**WORK INSTRUCTIONS**
Please output each entry exactly as it appears.

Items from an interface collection
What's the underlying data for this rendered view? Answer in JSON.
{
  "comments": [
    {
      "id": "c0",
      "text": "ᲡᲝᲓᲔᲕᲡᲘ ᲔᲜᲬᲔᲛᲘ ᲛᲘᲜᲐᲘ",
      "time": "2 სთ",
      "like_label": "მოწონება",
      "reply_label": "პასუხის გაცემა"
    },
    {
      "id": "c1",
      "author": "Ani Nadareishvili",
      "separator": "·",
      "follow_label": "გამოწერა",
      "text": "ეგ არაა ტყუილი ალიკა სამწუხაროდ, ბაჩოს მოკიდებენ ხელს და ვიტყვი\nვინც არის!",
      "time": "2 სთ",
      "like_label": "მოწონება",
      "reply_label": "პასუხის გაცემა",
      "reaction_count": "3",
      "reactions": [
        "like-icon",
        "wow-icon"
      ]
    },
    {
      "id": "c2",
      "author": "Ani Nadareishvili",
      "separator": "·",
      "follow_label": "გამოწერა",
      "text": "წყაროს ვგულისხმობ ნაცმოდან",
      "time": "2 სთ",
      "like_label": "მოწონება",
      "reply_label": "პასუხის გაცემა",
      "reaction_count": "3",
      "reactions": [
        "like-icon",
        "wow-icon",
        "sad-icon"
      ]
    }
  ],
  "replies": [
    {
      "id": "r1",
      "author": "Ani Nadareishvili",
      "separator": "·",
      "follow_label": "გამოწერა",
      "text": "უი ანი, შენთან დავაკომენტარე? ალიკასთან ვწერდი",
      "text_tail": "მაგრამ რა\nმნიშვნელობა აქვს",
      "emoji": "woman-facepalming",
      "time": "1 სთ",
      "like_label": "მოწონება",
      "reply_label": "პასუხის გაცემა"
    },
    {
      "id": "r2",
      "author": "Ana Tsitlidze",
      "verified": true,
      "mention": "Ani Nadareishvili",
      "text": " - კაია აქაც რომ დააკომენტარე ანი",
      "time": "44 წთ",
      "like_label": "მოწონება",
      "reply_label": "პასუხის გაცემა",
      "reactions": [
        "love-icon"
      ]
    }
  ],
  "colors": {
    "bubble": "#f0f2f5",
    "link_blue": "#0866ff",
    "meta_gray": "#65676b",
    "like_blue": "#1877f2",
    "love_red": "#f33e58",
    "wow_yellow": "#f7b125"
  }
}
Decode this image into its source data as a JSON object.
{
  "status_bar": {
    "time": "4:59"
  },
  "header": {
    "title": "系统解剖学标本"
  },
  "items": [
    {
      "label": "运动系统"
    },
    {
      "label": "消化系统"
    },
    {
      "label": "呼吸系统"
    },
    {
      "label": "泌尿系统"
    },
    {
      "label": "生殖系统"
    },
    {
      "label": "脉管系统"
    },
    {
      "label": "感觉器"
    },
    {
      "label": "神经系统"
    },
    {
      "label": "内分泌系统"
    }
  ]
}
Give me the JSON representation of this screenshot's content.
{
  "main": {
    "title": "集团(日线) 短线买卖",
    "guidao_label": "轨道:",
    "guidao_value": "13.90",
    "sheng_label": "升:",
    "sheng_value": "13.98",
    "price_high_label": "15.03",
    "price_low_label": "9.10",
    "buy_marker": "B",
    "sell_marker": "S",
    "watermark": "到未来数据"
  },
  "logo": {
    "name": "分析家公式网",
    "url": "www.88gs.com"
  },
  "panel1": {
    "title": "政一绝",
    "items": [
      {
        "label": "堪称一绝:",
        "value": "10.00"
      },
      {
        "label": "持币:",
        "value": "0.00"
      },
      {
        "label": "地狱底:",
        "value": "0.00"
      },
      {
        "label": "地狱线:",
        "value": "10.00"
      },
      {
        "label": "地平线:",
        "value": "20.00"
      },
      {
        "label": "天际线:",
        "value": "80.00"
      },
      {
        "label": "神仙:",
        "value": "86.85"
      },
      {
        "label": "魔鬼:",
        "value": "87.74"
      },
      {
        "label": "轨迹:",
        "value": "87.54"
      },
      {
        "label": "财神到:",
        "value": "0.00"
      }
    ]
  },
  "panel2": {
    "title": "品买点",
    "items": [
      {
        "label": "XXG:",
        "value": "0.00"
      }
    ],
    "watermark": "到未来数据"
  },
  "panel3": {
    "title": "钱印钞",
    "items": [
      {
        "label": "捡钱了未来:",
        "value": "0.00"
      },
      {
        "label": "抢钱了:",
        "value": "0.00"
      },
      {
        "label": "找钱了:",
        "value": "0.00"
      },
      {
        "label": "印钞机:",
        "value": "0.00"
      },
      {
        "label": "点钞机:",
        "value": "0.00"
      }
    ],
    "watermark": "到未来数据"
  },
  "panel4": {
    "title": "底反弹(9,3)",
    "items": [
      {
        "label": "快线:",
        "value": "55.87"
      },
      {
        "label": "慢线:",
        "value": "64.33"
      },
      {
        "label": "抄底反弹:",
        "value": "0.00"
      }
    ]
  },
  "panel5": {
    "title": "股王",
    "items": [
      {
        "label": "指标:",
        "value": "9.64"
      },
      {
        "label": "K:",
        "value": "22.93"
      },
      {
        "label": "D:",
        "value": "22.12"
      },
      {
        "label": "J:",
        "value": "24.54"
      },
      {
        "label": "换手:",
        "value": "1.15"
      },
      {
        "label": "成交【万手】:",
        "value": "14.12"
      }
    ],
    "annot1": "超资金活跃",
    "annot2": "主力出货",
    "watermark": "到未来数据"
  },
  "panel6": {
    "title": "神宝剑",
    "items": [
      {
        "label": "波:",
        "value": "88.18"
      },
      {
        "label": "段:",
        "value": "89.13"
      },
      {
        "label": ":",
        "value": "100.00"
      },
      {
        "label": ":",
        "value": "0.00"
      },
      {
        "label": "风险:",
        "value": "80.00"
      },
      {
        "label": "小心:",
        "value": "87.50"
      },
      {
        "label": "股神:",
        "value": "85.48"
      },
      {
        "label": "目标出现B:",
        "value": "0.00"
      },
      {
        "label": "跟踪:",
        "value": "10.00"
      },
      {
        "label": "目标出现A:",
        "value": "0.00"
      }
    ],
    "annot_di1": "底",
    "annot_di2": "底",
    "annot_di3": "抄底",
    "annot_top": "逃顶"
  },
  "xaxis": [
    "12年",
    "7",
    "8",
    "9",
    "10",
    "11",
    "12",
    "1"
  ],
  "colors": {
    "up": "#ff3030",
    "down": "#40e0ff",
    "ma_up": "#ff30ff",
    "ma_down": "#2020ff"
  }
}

**RESULT FOR THIS TASK**
What's the underlying data for this rendered view? Answer in JSON.
{
  "comments": [
    {
      "id": "c0",
      "text": "ᲡᲝᲓᲔᲕᲡᲘ ᲔᲜᲬᲔᲛᲘ ᲛᲘᲜᲐᲘ",
      "time": "2 სთ",
      "like_label": "მოწონება",
      "reply_label": "პასუხის გაცემა"
    },
    {
      "id": "c1",
      "author": "Ani Nadareishvili",
      "separator": "·",
      "follow_label": "გამოწერა",
      "text": "ეგ არაა ტყუილი ალიკა სამწუხაროდ, ბაჩოს მოკიდებენ ხელს და ვიტყვი\nვინც არის!",
      "time": "2 სთ",
      "like_label": "მოწონება",
      "reply_label": "პასუხის გაცემა",
      "reaction_count": "3",
      "reactions": [
        "like-icon",
        "wow-icon"
      ]
    },
    {
      "id": "c2",
      "author": "Ani Nadareishvili",
      "separator": "·",
      "follow_label": "გამოწერა",
      "text": "წყაროს ვგულისხმობ ნაცმოდან",
      "time": "2 სთ",
      "like_label": "მოწონება",
      "reply_label": "პასუხის გაცემა",
      "reaction_count": "3",
      "reactions": [
        "like-icon",
        "wow-icon",
        "sad-icon"
      ]
    }
  ],
  "replies": [
    {
      "id": "r1",
      "author": "Ani Nadareishvili",
      "separator": "·",
      "follow_label": "გამოწერა",
      "text": "უი ანი, შენთან დავაკომენტარე? ალიკასთან ვწერდი",
      "text_tail": "მაგრამ რა\nმნიშვნელობა აქვს",
      "emoji": "woman-facepalming",
      "time": "1 სთ",
      "like_label": "მოწონება",
      "reply_label": "პასუხის გაცემა"
    },
    {
      "id": "r2",
      "author": "Ana Tsitlidze",
      "verified": true,
      "mention": "Ani Nadareishvili",
      "text": " - კაია აქაც რომ დააკომენტარე ანი",
      "time": "44 წთ",
      "like_label": "მოწონება",
      "reply_label": "პასუხის გაცემა",
      "reactions": [
        "love-icon"
      ]
    }
  ],
  "colors": {
    "bubble": "#f0f2f5",
    "link_blue": "#0866ff",
    "meta_gray": "#65676b",
    "like_blue": "#1877f2",
    "love_red": "#f33e58",
    "wow_yellow": "#f7b125"
  }
}
Decode this image into its source data as a JSON object.
{
  "status_bar": {
    "time": "4:59"
  },
  "header": {
    "title": "系统解剖学标本"
  },
  "items": [
    {
      "label": "运动系统"
    },
    {
      "label": "消化系统"
    },
    {
      "label": "呼吸系统"
    },
    {
      "label": "泌尿系统"
    },
    {
      "label": "生殖系统"
    },
    {
      "label": "脉管系统"
    },
    {
      "label": "感觉器"
    },
    {
      "label": "神经系统"
    },
    {
      "label": "内分泌系统"
    }
  ]
}
Give me the JSON representation of this screenshot's content.
{
  "main": {
    "title": "集团(日线) 短线买卖",
    "guidao_label": "轨道:",
    "guidao_value": "13.90",
    "sheng_label": "升:",
    "sheng_value": "13.98",
    "price_high_label": "15.03",
    "price_low_label": "9.10",
    "buy_marker": "B",
    "sell_marker": "S",
    "watermark": "到未来数据"
  },
  "logo": {
    "name": "分析家公式网",
    "url": "www.88gs.com"
  },
  "panel1": {
    "title": "政一绝",
    "items": [
      {
        "label": "堪称一绝:",
        "value": "10.00"
      },
      {
        "label": "持币:",
        "value": "0.00"
      },
      {
        "label": "地狱底:",
        "value": "0.00"
      },
      {
        "label": "地狱线:",
        "value": "10.00"
      },
      {
        "label": "地平线:",
        "value": "20.00"
      },
      {
        "label": "天际线:",
        "value": "80.00"
      },
      {
        "label": "神仙:",
        "value": "86.85"
      },
      {
        "label": "魔鬼:",
        "value": "87.74"
      },
      {
        "label": "轨迹:",
        "value": "87.54"
      },
      {
        "label": "财神到:",
        "value": "0.00"
      }
    ]
  },
  "panel2": {
    "title": "品买点",
    "items": [
      {
        "label": "XXG:",
        "value": "0.00"
      }
    ],
    "watermark": "到未来数据"
  },
  "panel3": {
    "title": "钱印钞",
    "items": [
      {
        "label": "捡钱了未来:",
        "value": "0.00"
      },
      {
        "label": "抢钱了:",
        "value": "0.00"
      },
      {
        "label": "找钱了:",
        "value": "0.00"
      },
      {
        "label": "印钞机:",
        "value": "0.00"
      },
      {
        "label": "点钞机:",
        "value": "0.00"
      }
    ],
    "watermark": "到未来数据"
  },
  "panel4": {
    "title": "底反弹(9,3)",
    "items": [
      {
        "label": "快线:",
        "value": "55.87"
      },
      {
        "label": "慢线:",
        "value": "64.33"
      },
      {
        "label": "抄底反弹:",
        "value": "0.00"
      }
    ]
  },
  "panel5": {
    "title": "股王",
    "items": [
      {
        "label": "指标:",
        "value": "9.64"
      },
      {
        "label": "K:",
        "value": "22.93"
      },
      {
        "label": "D:",
        "value": "22.12"
      },
      {
        "label": "J:",
        "value": "24.54"
      },
      {
        "label": "换手:",
        "value": "1.15"
      },
      {
        "label": "成交【万手】:",
        "value": "14.12"
      }
    ],
    "annot1": "超资金活跃",
    "annot2": "主力出货",
    "watermark": "到未来数据"
  },
  "panel6": {
    "title": "神宝剑",
    "items": [
      {
        "label": "波:",
        "value": "88.18"
      },
      {
        "label": "段:",
        "value": "89.13"
      },
      {
        "label": ":",
        "value": "100.00"
      },
      {
        "label": ":",
        "value": "0.00"
      },
      {
        "label": "风险:",
        "value": "80.00"
      },
      {
        "label": "小心:",
        "value": "87.50"
      },
      {
        "label": "股神:",
        "value": "85.48"
      },
      {
        "label": "目标出现B:",
        "value": "0.00"
      },
      {
        "label": "跟踪:",
        "value": "10.00"
      },
      {
        "label": "目标出现A:",
        "value": "0.00"
      }
    ],
    "annot_di1": "底",
    "annot_di2": "底",
    "annot_di3": "抄底",
    "annot_top": "逃顶"
  },
  "xaxis": [
    "12年",
    "7",
    "8",
    "9",
    "10",
    "11",
    "12",
    "1"
  ],
  "colors": {
    "up": "#ff3030",
    "down": "#40e0ff",
    "ma_up": "#ff30ff",
    "ma_down": "#2020ff"
  }
}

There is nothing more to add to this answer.